[Dataset excerpts]
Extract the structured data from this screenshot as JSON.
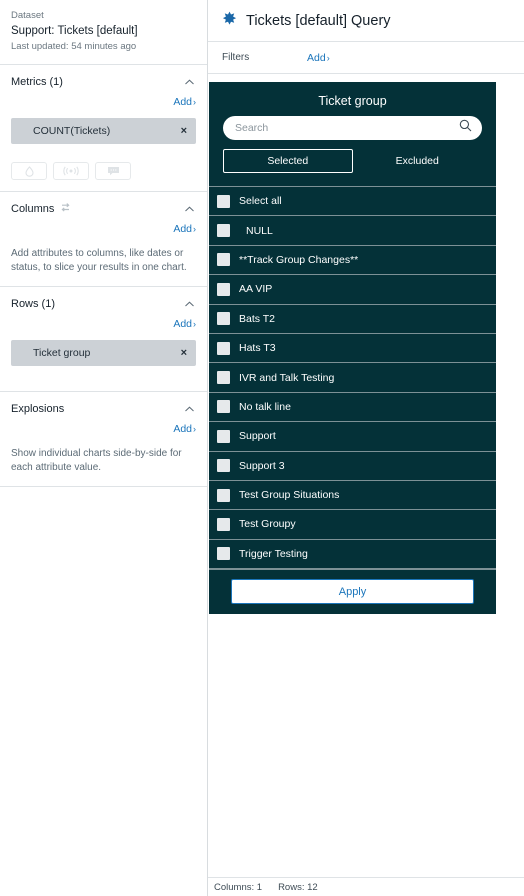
{
  "left": {
    "dataset": {
      "label": "Dataset",
      "title": "Support: Tickets [default]",
      "updated": "Last updated: 54 minutes ago"
    },
    "metrics": {
      "title": "Metrics (1)",
      "add_label": "Add",
      "chips": [
        {
          "label": "COUNT(Tickets)",
          "remove": "×"
        }
      ],
      "icon_buttons": [
        {
          "name": "droplet-icon"
        },
        {
          "name": "broadcast-icon"
        },
        {
          "name": "chat-bubble-icon"
        }
      ]
    },
    "columns": {
      "title": "Columns",
      "add_label": "Add",
      "helper": "Add attributes to columns, like dates or status, to slice your results in one chart."
    },
    "rows": {
      "title": "Rows (1)",
      "add_label": "Add",
      "chips": [
        {
          "label": "Ticket group",
          "remove": "×"
        }
      ]
    },
    "explosions": {
      "title": "Explosions",
      "add_label": "Add",
      "helper": "Show individual charts side-by-side for each attribute value."
    }
  },
  "right": {
    "header": {
      "icon": "star-burst-icon",
      "title": "Tickets [default] Query"
    },
    "filters_bar": {
      "label": "Filters",
      "add_label": "Add"
    },
    "popover": {
      "title": "Ticket group",
      "search_placeholder": "Search",
      "search_value": "",
      "search_icon": "search-icon",
      "tabs": [
        {
          "label": "Selected",
          "active": true
        },
        {
          "label": "Excluded",
          "active": false
        }
      ],
      "items": [
        {
          "label": "Select all",
          "checked": false,
          "indent": false
        },
        {
          "label": "NULL",
          "checked": false,
          "indent": true
        },
        {
          "label": "**Track Group Changes**",
          "checked": false,
          "indent": false
        },
        {
          "label": "AA VIP",
          "checked": false,
          "indent": false
        },
        {
          "label": "Bats T2",
          "checked": false,
          "indent": false
        },
        {
          "label": "Hats T3",
          "checked": false,
          "indent": false
        },
        {
          "label": "IVR and Talk Testing",
          "checked": false,
          "indent": false
        },
        {
          "label": "No talk line",
          "checked": false,
          "indent": false
        },
        {
          "label": "Support",
          "checked": false,
          "indent": false
        },
        {
          "label": "Support 3",
          "checked": false,
          "indent": false
        },
        {
          "label": "Test Group Situations",
          "checked": false,
          "indent": false
        },
        {
          "label": "Test Groupy",
          "checked": false,
          "indent": false
        },
        {
          "label": "Trigger Testing",
          "checked": false,
          "indent": false
        }
      ],
      "apply_label": "Apply"
    },
    "status": {
      "columns": "Columns: 1",
      "rows": "Rows: 12"
    }
  },
  "colors": {
    "popover_bg": "#043138",
    "link_blue": "#1b75bb",
    "chip_gray": "#ccd1d6",
    "text_dark": "#16212b"
  }
}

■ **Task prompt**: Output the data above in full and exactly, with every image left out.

■ **Task solution**:
Extract the structured data from this screenshot as JSON.
{
  "left": {
    "dataset": {
      "label": "Dataset",
      "title": "Support: Tickets [default]",
      "updated": "Last updated: 54 minutes ago"
    },
    "metrics": {
      "title": "Metrics (1)",
      "add_label": "Add",
      "chips": [
        {
          "label": "COUNT(Tickets)",
          "remove": "×"
        }
      ],
      "icon_buttons": [
        {
          "name": "droplet-icon"
        },
        {
          "name": "broadcast-icon"
        },
        {
          "name": "chat-bubble-icon"
        }
      ]
    },
    "columns": {
      "title": "Columns",
      "add_label": "Add",
      "helper": "Add attributes to columns, like dates or status, to slice your results in one chart."
    },
    "rows": {
      "title": "Rows (1)",
      "add_label": "Add",
      "chips": [
        {
          "label": "Ticket group",
          "remove": "×"
        }
      ]
    },
    "explosions": {
      "title": "Explosions",
      "add_label": "Add",
      "helper": "Show individual charts side-by-side for each attribute value."
    }
  },
  "right": {
    "header": {
      "icon": "star-burst-icon",
      "title": "Tickets [default] Query"
    },
    "filters_bar": {
      "label": "Filters",
      "add_label": "Add"
    },
    "popover": {
      "title": "Ticket group",
      "search_placeholder": "Search",
      "search_value": "",
      "search_icon": "search-icon",
      "tabs": [
        {
          "label": "Selected",
          "active": true
        },
        {
          "label": "Excluded",
          "active": false
        }
      ],
      "items": [
        {
          "label": "Select all",
          "checked": false,
          "indent": false
        },
        {
          "label": "NULL",
          "checked": false,
          "indent": true
        },
        {
          "label": "**Track Group Changes**",
          "checked": false,
          "indent": false
        },
        {
          "label": "AA VIP",
          "checked": false,
          "indent": false
        },
        {
          "label": "Bats T2",
          "checked": false,
          "indent": false
        },
        {
          "label": "Hats T3",
          "checked": false,
          "indent": false
        },
        {
          "label": "IVR and Talk Testing",
          "checked": false,
          "indent": false
        },
        {
          "label": "No talk line",
          "checked": false,
          "indent": false
        },
        {
          "label": "Support",
          "checked": false,
          "indent": false
        },
        {
          "label": "Support 3",
          "checked": false,
          "indent": false
        },
        {
          "label": "Test Group Situations",
          "checked": false,
          "indent": false
        },
        {
          "label": "Test Groupy",
          "checked": false,
          "indent": false
        },
        {
          "label": "Trigger Testing",
          "checked": false,
          "indent": false
        }
      ],
      "apply_label": "Apply"
    },
    "status": {
      "columns": "Columns: 1",
      "rows": "Rows: 12"
    }
  },
  "colors": {
    "popover_bg": "#043138",
    "link_blue": "#1b75bb",
    "chip_gray": "#ccd1d6",
    "text_dark": "#16212b"
  }
}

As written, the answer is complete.